From the dramatic find in the caves of Qumran, the world’s most ancient version of the Bible allows us to read the scriptures as they were in the time of Jesus.
The Dead Sea Scrolls Bible: The Oldest Known Bible Translated for the First Time into English is the first full English translation of the Hebrew scriptures used by the Essene sect at Qumran. (The Essenes, along with the Pharisees and Saducees, were among the three most influential Jewish groups of their time [150 B.C. to 68 A.D.]). Between 1947 and 1956, in 11 caves overlooking the Dead Sea, more than 800 manuscripts of two types were found. The first are called “biblical”–because they contain material that was later canonized in the Hebrew Bible; the second are called “non-Biblical”–because they contain poetry, rules for holy living, and imaginative, midrashic interpretations that are unique to the community that produced them.

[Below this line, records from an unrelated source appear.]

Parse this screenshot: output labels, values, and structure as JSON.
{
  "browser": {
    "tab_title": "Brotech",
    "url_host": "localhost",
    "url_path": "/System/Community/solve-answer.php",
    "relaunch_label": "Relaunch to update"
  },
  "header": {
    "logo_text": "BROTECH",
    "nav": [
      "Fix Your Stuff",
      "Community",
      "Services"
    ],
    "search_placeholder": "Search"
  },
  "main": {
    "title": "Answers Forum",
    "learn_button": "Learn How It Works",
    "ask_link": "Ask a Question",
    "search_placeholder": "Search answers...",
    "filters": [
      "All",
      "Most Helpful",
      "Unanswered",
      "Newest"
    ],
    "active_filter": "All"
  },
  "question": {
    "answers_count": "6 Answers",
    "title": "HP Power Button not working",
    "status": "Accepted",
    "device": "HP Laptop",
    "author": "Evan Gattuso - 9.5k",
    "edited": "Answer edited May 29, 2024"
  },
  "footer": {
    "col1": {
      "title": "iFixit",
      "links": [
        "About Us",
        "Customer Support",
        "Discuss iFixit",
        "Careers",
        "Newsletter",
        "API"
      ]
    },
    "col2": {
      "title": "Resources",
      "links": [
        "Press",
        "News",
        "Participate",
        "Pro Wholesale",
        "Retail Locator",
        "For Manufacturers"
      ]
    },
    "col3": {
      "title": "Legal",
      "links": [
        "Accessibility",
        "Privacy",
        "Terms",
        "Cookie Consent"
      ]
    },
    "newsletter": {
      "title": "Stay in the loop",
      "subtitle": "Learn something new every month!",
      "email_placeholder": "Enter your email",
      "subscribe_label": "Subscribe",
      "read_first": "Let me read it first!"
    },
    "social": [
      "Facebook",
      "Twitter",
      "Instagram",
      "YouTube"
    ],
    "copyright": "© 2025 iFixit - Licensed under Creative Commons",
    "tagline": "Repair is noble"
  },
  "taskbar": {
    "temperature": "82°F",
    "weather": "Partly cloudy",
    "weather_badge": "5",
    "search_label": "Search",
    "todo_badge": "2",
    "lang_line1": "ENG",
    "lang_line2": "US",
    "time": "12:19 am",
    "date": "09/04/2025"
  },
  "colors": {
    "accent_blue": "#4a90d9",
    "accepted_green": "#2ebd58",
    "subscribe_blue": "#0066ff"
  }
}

The Dead Sea Scrolls Bible comprises the biblical manuscripts, including many new Psalms, Apocryphal books, and previously unknown readings of Deuteronomy and Isaiah (which appear to have been among the most important books of the Bible to this group of Essenes). The translation of each book is preceded by an introduction that describes the text’s importance to the Essenes, their distinctive interpretations of the text, and suggestions of how historical and political events may have shaped these interpretations. Translators Martin Abegg Jr., Peter Flint, and Eugene Ulrich have loaded this volume with scholarly notes and commentary, but their interpretations are formatted in a way that does not impede the general reader’s enjoyment of the book. The Dead Sea Scrolls Bible breathes new life into scripture by delving into the earliest source material yet discovered. It is a crucial work to reckon with for anyone interested in Jewish life around the time of Jesus. –Michael Joseph Gross
An intriguing read, to say the least. Mostly biblical and upholding the contents of the bible as we know it, some things contrary to the writings we have learned from books not canonized into the bible as we know it, and others not seen before, which need to be studied. Some of what I read upheld much of the existing scripture and some other things were but commentary on what was written. Majority of what was captured was fragmentary at best. Oh, but what a discovery it was! Unless you are a great student of the bible and archaeological finds…this may, or may not, be a good book for you. You need to be a die-hard student. The writing is quite fragmentary and requires much in the way of assumptions.
Godspeed & Good Reads!